When mermaids sleep, their human part tries to drag them to the land. They bury themselves deep in the sand for any real rest. The whole of them is a fight. I don’t like what this episode makes me think so I lean against Him. And He lets me. He leans against me too till we’re laying down, till we’re gathered together like fingers in a fist. The TV goes to a Nissan commercial that leaves the screen mostly black and I see it. Us. Spitting up a mountain of ourselves. That is how my mama finds us. She comes back because I’d given her the wrong pair of shoes. The Sketchers that pinch her toes instead of the Payless no-names she likes. She yells in the Creole she told me she forgot.
My daddy’s home from roofing that night. His work’s been real busy ’cause the summer’s been pulled long, September hot like July, and all the construction happens in the summer. But he’s off tonight. He makes my favorite—the baked Mac and Cheese I like even though it always makes me a little sad. It’s the one that he cooked when he told me my friend Deaven got sent back to Jamaica. Later that night, I hear them talking through my wall. “It would be good for her,” my mama says. “Discipline.” My daddy says, “Is Haiti a punishment?” And she says nothing.
I’m going to spend the next six months with my auntie in Gonaïves. Good for me. Discipline. My mama sees the world in flips, good on the other side of bad, Haiti on the other side of here. The other side of the wrong thing I did, she thinks it’s cleaner. Better than the castor oil.
For the days that we pack, I don’t talk to anyone in that house, not even myself. She watches me even harder now, and I can’t see Him. I don’t watch the mermaid show because my eyes get hot and weird. My mama must’ve told the school that she’s homeschooling me, because that’s all the kids there wanna ask me about.
He finds me by the vending machines at lunch.
Or that’s not right.
We find each other.
We sit down on the cement with our backs against the machine. I know that if we talk about my leaving, it will god us, force us to rule over our own hurt. I don’t want nothing to hurt between us. It’s the one thing we’ve never shared. That day at lunch, we eat from the same bag of Hot Cheetos. Our hands brown and red.
We don’t go to our last class of the day—He’s good enough to be forgiven, and it doesn’t matter for me anyway. We take the 96 bus to the aquarium, shaking cold in our seats, then shaking close till we’re propped against each other and warm.
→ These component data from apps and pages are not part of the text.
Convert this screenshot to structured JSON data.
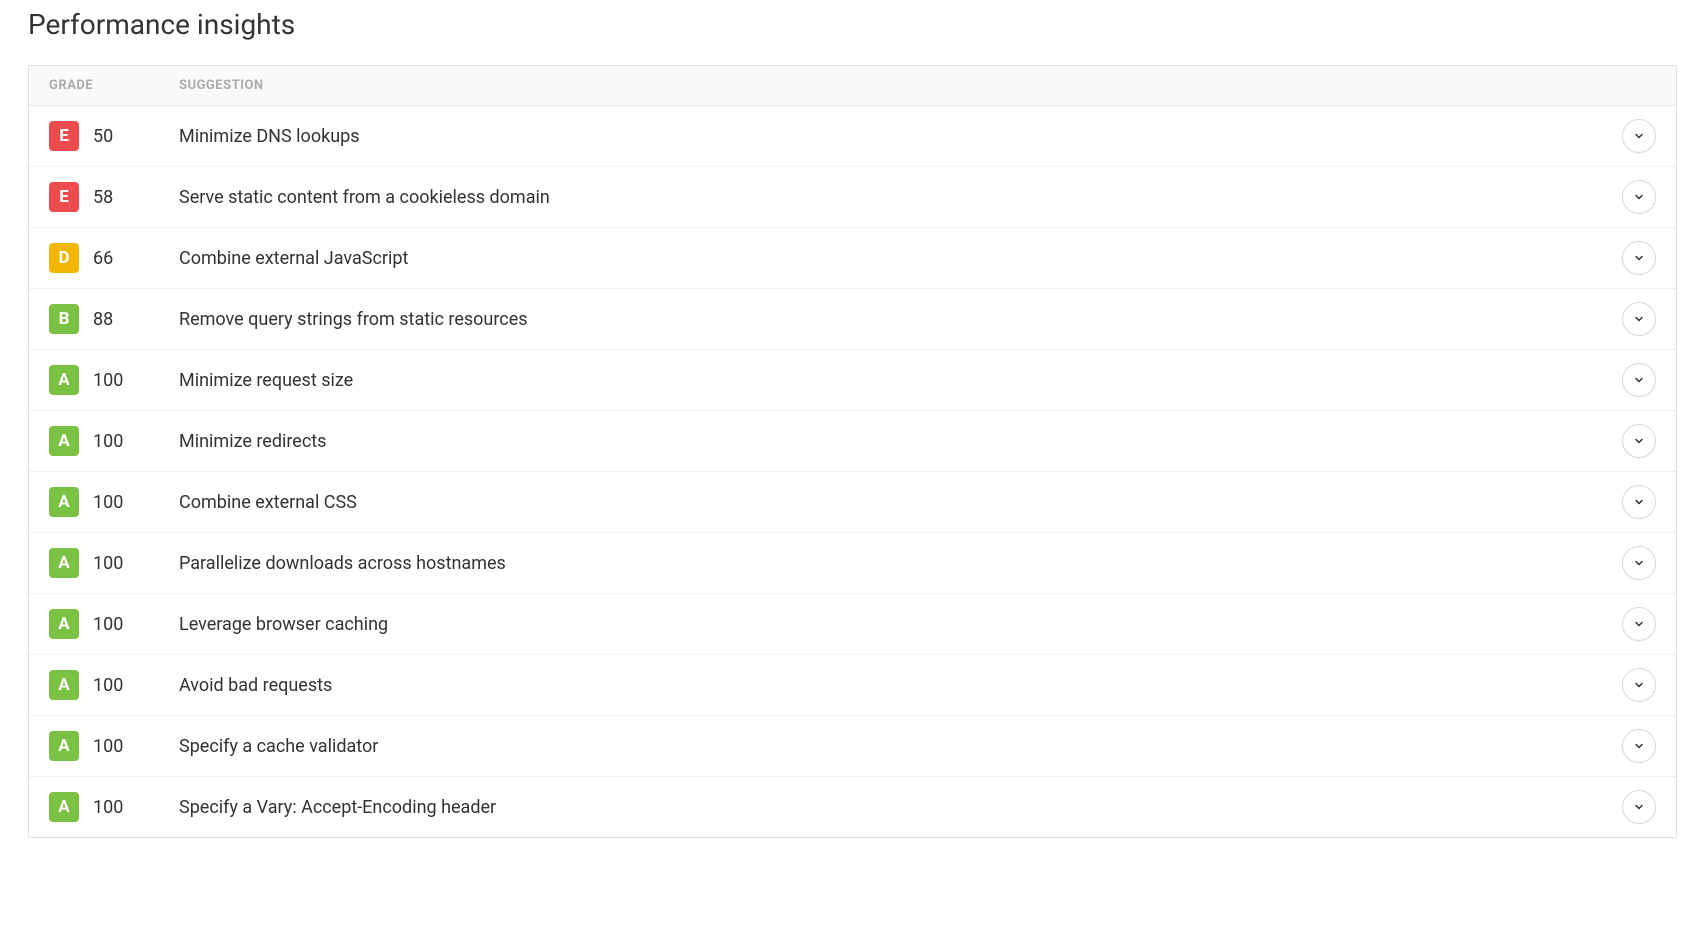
{
  "title": "Performance insights",
  "headers": {
    "grade": "GRADE",
    "suggestion": "SUGGESTION"
  },
  "rows": [
    {
      "grade": "E",
      "score": "50",
      "suggestion": "Minimize DNS lookups"
    },
    {
      "grade": "E",
      "score": "58",
      "suggestion": "Serve static content from a cookieless domain"
    },
    {
      "grade": "D",
      "score": "66",
      "suggestion": "Combine external JavaScript"
    },
    {
      "grade": "B",
      "score": "88",
      "suggestion": "Remove query strings from static resources"
    },
    {
      "grade": "A",
      "score": "100",
      "suggestion": "Minimize request size"
    },
    {
      "grade": "A",
      "score": "100",
      "suggestion": "Minimize redirects"
    },
    {
      "grade": "A",
      "score": "100",
      "suggestion": "Combine external CSS"
    },
    {
      "grade": "A",
      "score": "100",
      "suggestion": "Parallelize downloads across hostnames"
    },
    {
      "grade": "A",
      "score": "100",
      "suggestion": "Leverage browser caching"
    },
    {
      "grade": "A",
      "score": "100",
      "suggestion": "Avoid bad requests"
    },
    {
      "grade": "A",
      "score": "100",
      "suggestion": "Specify a cache validator"
    },
    {
      "grade": "A",
      "score": "100",
      "suggestion": "Specify a Vary: Accept-Encoding header"
    }
  ]
}
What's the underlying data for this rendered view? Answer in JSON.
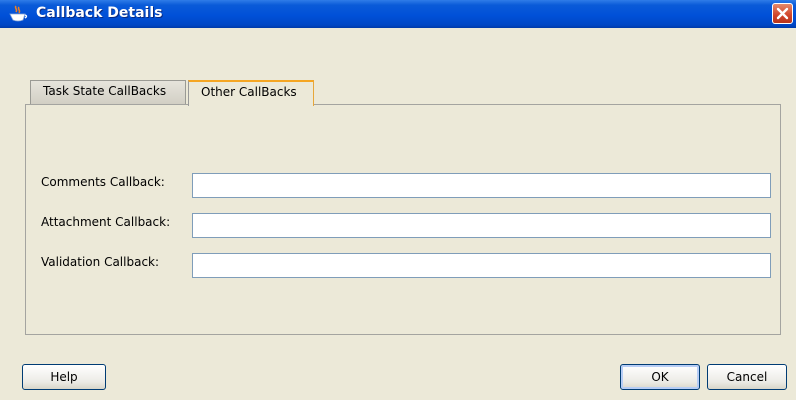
{
  "window": {
    "title": "Callback Details",
    "title_icon": "java-cup-icon",
    "close_icon": "close-icon",
    "titlebar_color": "#0050d8"
  },
  "tabs": [
    {
      "label": "Task State CallBacks",
      "active": false
    },
    {
      "label": "Other CallBacks",
      "active": true
    }
  ],
  "fields": [
    {
      "label": "Comments Callback:",
      "value": ""
    },
    {
      "label": "Attachment Callback:",
      "value": ""
    },
    {
      "label": "Validation Callback:",
      "value": ""
    }
  ],
  "buttons": {
    "help": "Help",
    "ok": "OK",
    "cancel": "Cancel"
  },
  "colors": {
    "active_tab_accent": "#f5a623",
    "dialog_background": "#ece9d8",
    "close_button": "#d1442a"
  }
}
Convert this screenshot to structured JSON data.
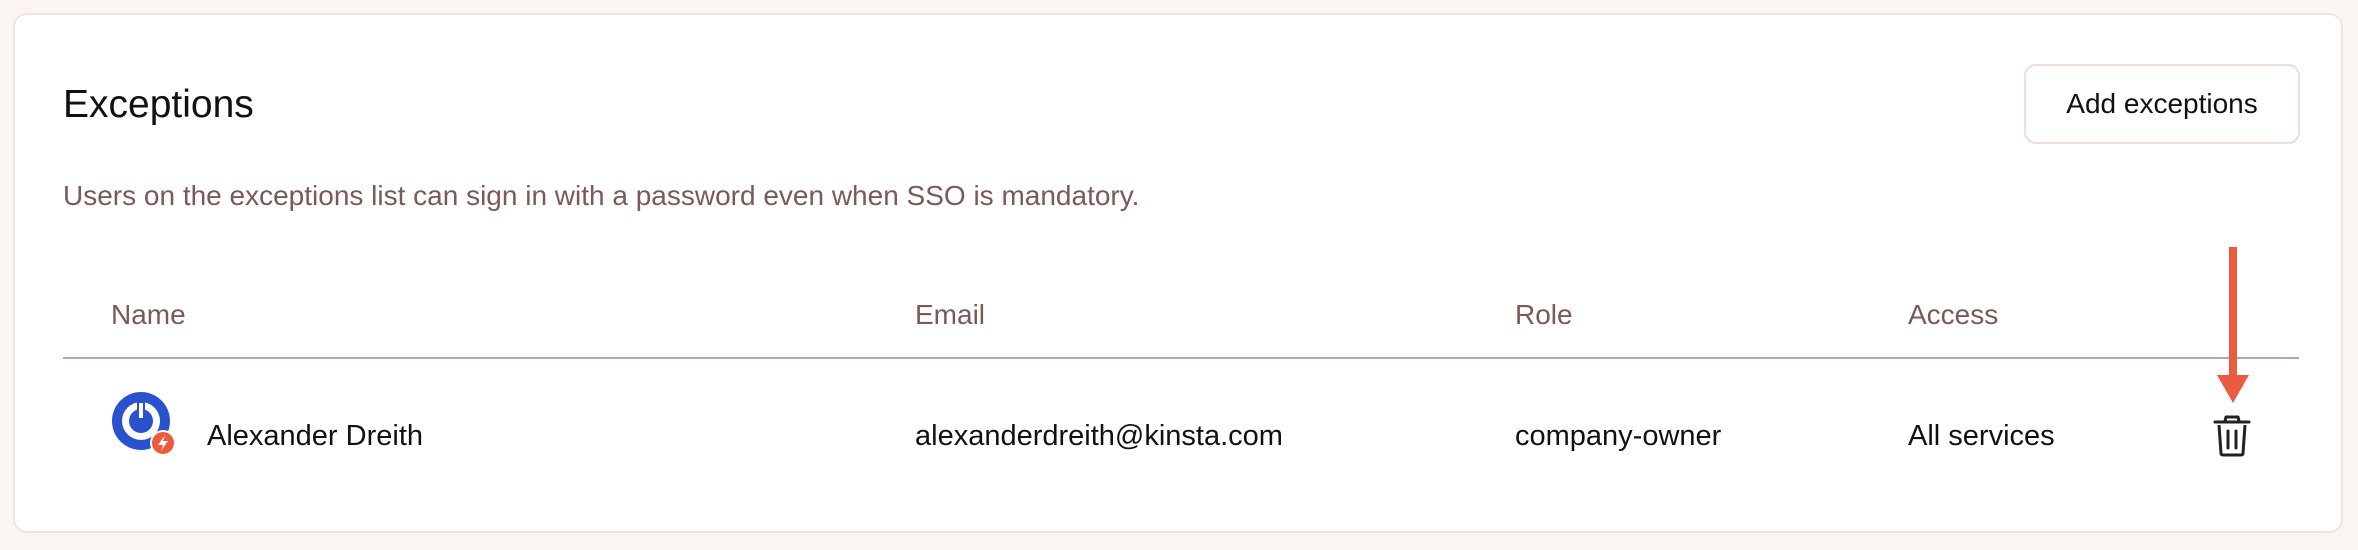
{
  "section": {
    "title": "Exceptions",
    "add_button_label": "Add exceptions",
    "description": "Users on the exceptions list can sign in with a password even when SSO is mandatory."
  },
  "table": {
    "columns": [
      "Name",
      "Email",
      "Role",
      "Access"
    ],
    "rows": [
      {
        "name": "Alexander Dreith",
        "email": "alexanderdreith@kinsta.com",
        "role": "company-owner",
        "access": "All services",
        "avatar_icon": "power-icon",
        "avatar_badge_icon": "lightning-bolt-icon",
        "action_icon": "trash-icon"
      }
    ]
  },
  "annotation": {
    "arrow_icon": "down-arrow-icon",
    "arrow_color": "#ea5b40"
  },
  "colors": {
    "avatar_blue": "#2a52cf",
    "badge_red": "#f05a3c",
    "muted_text": "#7a5a56"
  }
}
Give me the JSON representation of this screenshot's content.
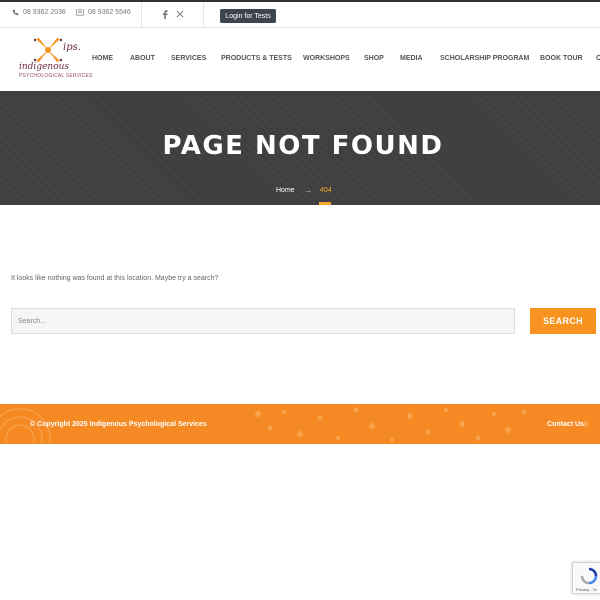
{
  "topbar": {
    "phone": "08 9362 2036",
    "fax": "08 9362 5546",
    "login_label": "Login for Tests",
    "social": [
      "facebook-icon",
      "x-icon"
    ]
  },
  "logo": {
    "mark": "ips.",
    "script": "indigenous",
    "subtitle": "PSYCHOLOGICAL SERVICES"
  },
  "nav": {
    "items": [
      "HOME",
      "ABOUT",
      "SERVICES",
      "PRODUCTS & TESTS",
      "WORKSHOPS",
      "SHOP",
      "MEDIA",
      "SCHOLARSHIP PROGRAM",
      "BOOK TOUR",
      "C"
    ]
  },
  "hero": {
    "title": "PAGE NOT FOUND",
    "breadcrumb_home": "Home",
    "breadcrumb_current": "404"
  },
  "main": {
    "message": "It looks like nothing was found at this location. Maybe try a search?",
    "search_placeholder": "Search...",
    "search_button": "SEARCH"
  },
  "footer": {
    "copyright": "© Copyright 2025 Indigenous Psychological Services",
    "contact": "Contact Us"
  },
  "recaptcha": {
    "links": "Privacy - Te"
  },
  "colors": {
    "accent": "#f7931e",
    "hero_bg": "#3f3f3f",
    "login_bg": "#3d4450",
    "breadcrumb_active": "#f6a830"
  }
}
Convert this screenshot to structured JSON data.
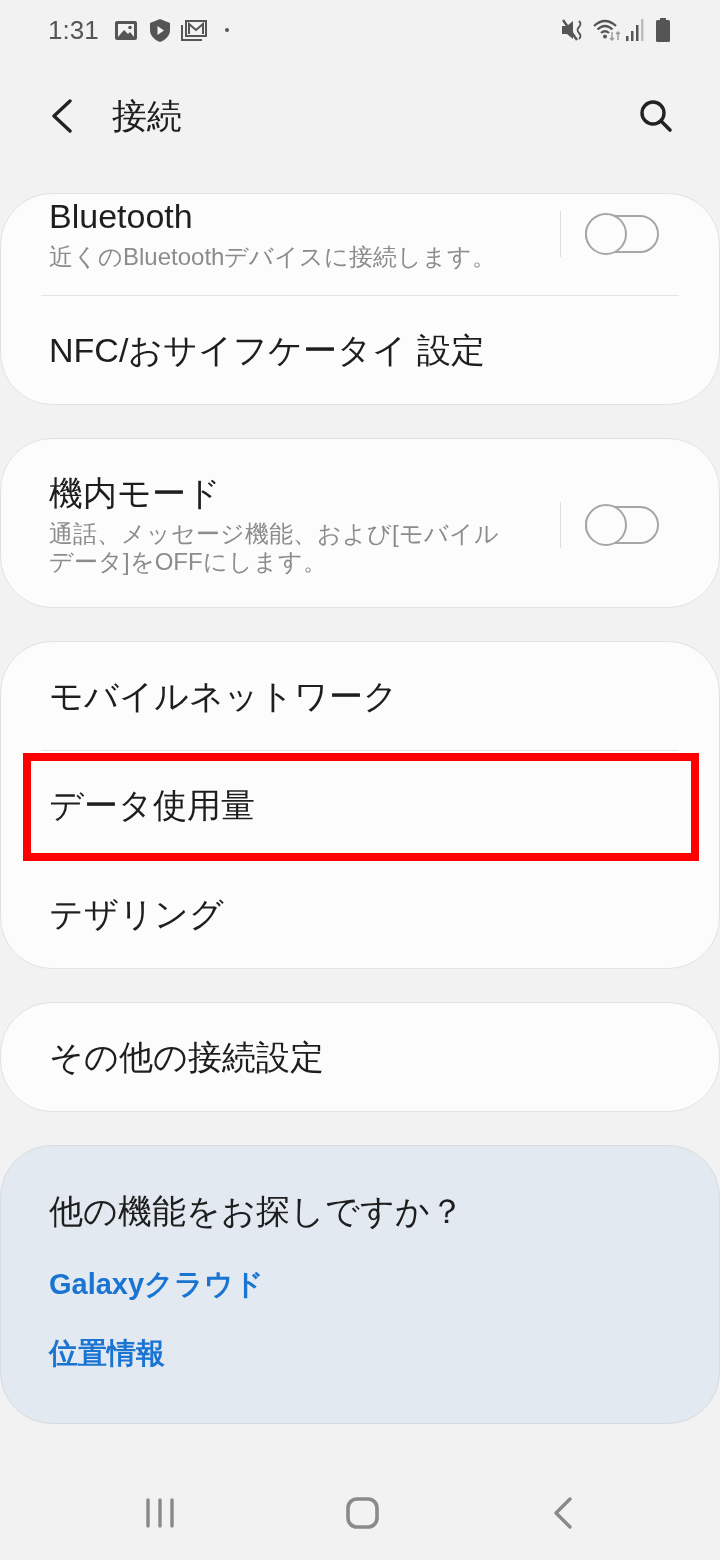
{
  "status_bar": {
    "time": "1:31"
  },
  "header": {
    "title": "接続"
  },
  "groups": [
    {
      "items": [
        {
          "kind": "toggle",
          "title": "Bluetooth",
          "subtitle": "近くのBluetoothデバイスに接続します。",
          "on": false,
          "highlighted": false
        },
        {
          "kind": "link",
          "title": "NFC/おサイフケータイ 設定",
          "highlighted": false
        }
      ]
    },
    {
      "items": [
        {
          "kind": "toggle",
          "title": "機内モード",
          "subtitle": "通話、メッセージ機能、および[モバイルデータ]をOFFにします。",
          "on": false,
          "highlighted": false
        }
      ]
    },
    {
      "items": [
        {
          "kind": "link",
          "title": "モバイルネットワーク",
          "highlighted": false
        },
        {
          "kind": "link",
          "title": "データ使用量",
          "highlighted": true
        },
        {
          "kind": "link",
          "title": "テザリング",
          "highlighted": false
        }
      ]
    },
    {
      "items": [
        {
          "kind": "link",
          "title": "その他の接続設定",
          "highlighted": false
        }
      ]
    }
  ],
  "suggestions": {
    "title": "他の機能をお探しですか？",
    "links": [
      "Galaxyクラウド",
      "位置情報"
    ]
  }
}
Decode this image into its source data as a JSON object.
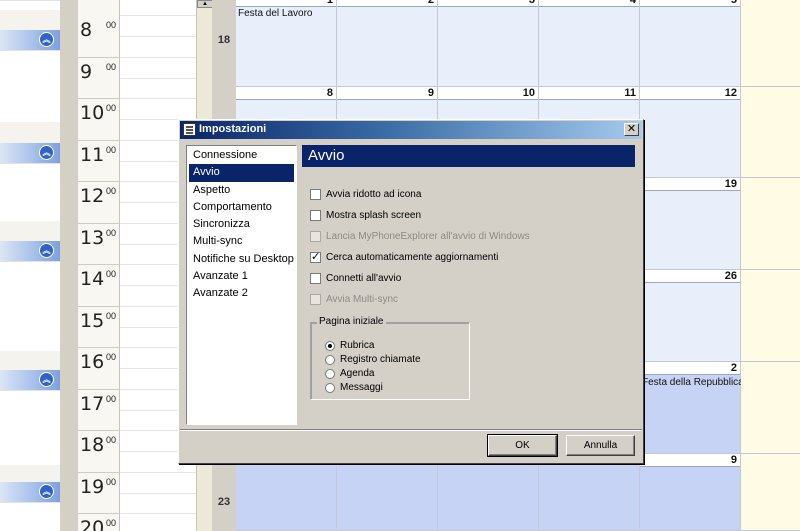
{
  "calendar": {
    "hours": [
      "8",
      "9",
      "10",
      "11",
      "12",
      "13",
      "14",
      "15",
      "16",
      "17",
      "18",
      "19",
      "20"
    ],
    "minutes": "00",
    "weeks": [
      "18",
      "23"
    ],
    "day_numbers": {
      "row0": [
        "1",
        "2",
        "3",
        "4",
        "5"
      ],
      "row1": [
        "8",
        "9",
        "10",
        "11",
        "12"
      ],
      "row2_last": "19",
      "row3_last": "26",
      "row4_last": "2",
      "row5_last": "9"
    },
    "events": {
      "may1": "Festa del Lavoro",
      "june2": "Festa della Repubblica"
    }
  },
  "dialog": {
    "title": "Impostazioni",
    "close_label": "✕",
    "nav_items": [
      "Connessione",
      "Avvio",
      "Aspetto",
      "Comportamento",
      "Sincronizza",
      "Multi-sync",
      "Notifiche su Desktop",
      "Avanzate 1",
      "Avanzate 2"
    ],
    "selected_nav": "Avvio",
    "panel_title": "Avvio",
    "options": [
      {
        "label": "Avvia ridotto ad icona",
        "checked": false,
        "enabled": true
      },
      {
        "label": "Mostra splash screen",
        "checked": false,
        "enabled": true
      },
      {
        "label": "Lancia MyPhoneExplorer all'avvio di Windows",
        "checked": false,
        "enabled": false
      },
      {
        "label": "Cerca automaticamente aggiornamenti",
        "checked": true,
        "enabled": true
      },
      {
        "label": "Connetti all'avvio",
        "checked": false,
        "enabled": true
      },
      {
        "label": "Avvia Multi-sync",
        "checked": false,
        "enabled": false
      }
    ],
    "start_page": {
      "label": "Pagina iniziale",
      "options": [
        "Rubrica",
        "Registro chiamate",
        "Agenda",
        "Messaggi"
      ],
      "selected": "Rubrica"
    },
    "ok_label": "OK",
    "cancel_label": "Annulla"
  }
}
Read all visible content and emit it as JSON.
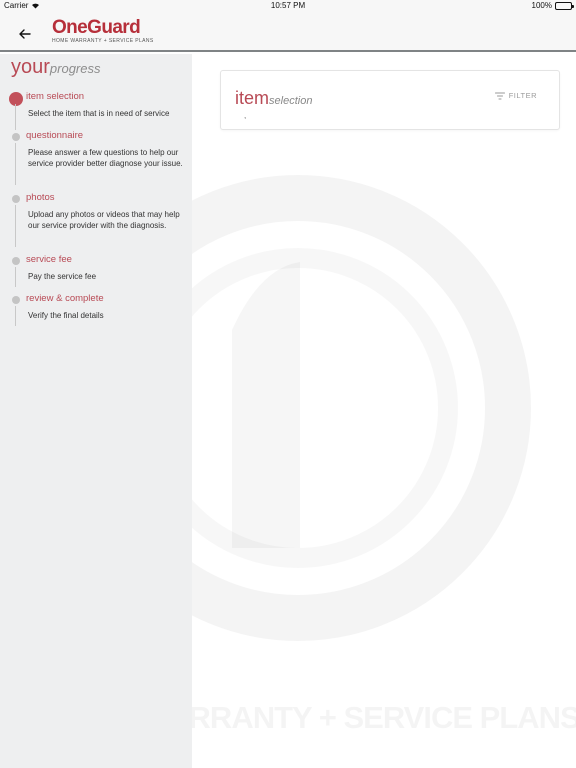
{
  "status_bar": {
    "carrier": "Carrier",
    "time": "10:57 PM",
    "battery": "100%"
  },
  "header": {
    "logo": {
      "brand": "OneGuard",
      "tagline": "HOME WARRANTY + SERVICE PLANS"
    }
  },
  "sidebar": {
    "title_big": "your",
    "title_small": "progress",
    "steps": [
      {
        "label": "item selection",
        "description": "Select the item that is in need of service",
        "active": true
      },
      {
        "label": "questionnaire",
        "description": "Please answer a few questions to help our service provider better diagnose your issue.",
        "active": false
      },
      {
        "label": "photos",
        "description": "Upload any photos or videos that may help our service provider with the diagnosis.",
        "active": false
      },
      {
        "label": "service fee",
        "description": "Pay the service fee",
        "active": false
      },
      {
        "label": "review & complete",
        "description": "Verify the final details",
        "active": false
      }
    ]
  },
  "main": {
    "card_title_big": "item",
    "card_title_small": "selection",
    "card_subtext": ",",
    "filter_label": "FILTER"
  },
  "watermark": {
    "text": "HOME WARRANTY + SERVICE PLANS"
  },
  "colors": {
    "brand": "#b62f3a",
    "accent": "#c2505a",
    "sidebar_bg": "#eeeff0"
  },
  "icons": [
    "back-arrow-icon",
    "wifi-icon",
    "battery-icon",
    "filter-icon",
    "logo-o-icon",
    "watermark-logo-icon"
  ]
}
The aquarium smells like salt and empty. There are no mermaids here, but manatees are a little similar. I’ve always liked their people-eyes. There’s a display screen at the manatee exhibit, one that spins the earth around and around and tells you all about the water on this planet. He holds my hand. His palm is damp, and He smells like Downy. On the display screen, they mark the earth’s axis with a dashed line, from up to down. I wish it was solid. I wish it was so solid and me so big that I could grip it like the handle of a knife. Shake everything loose. The countries, then the water. And at the wet root of the universe, we would swim.
— Juliana Lamy (from Split Lip Magazine)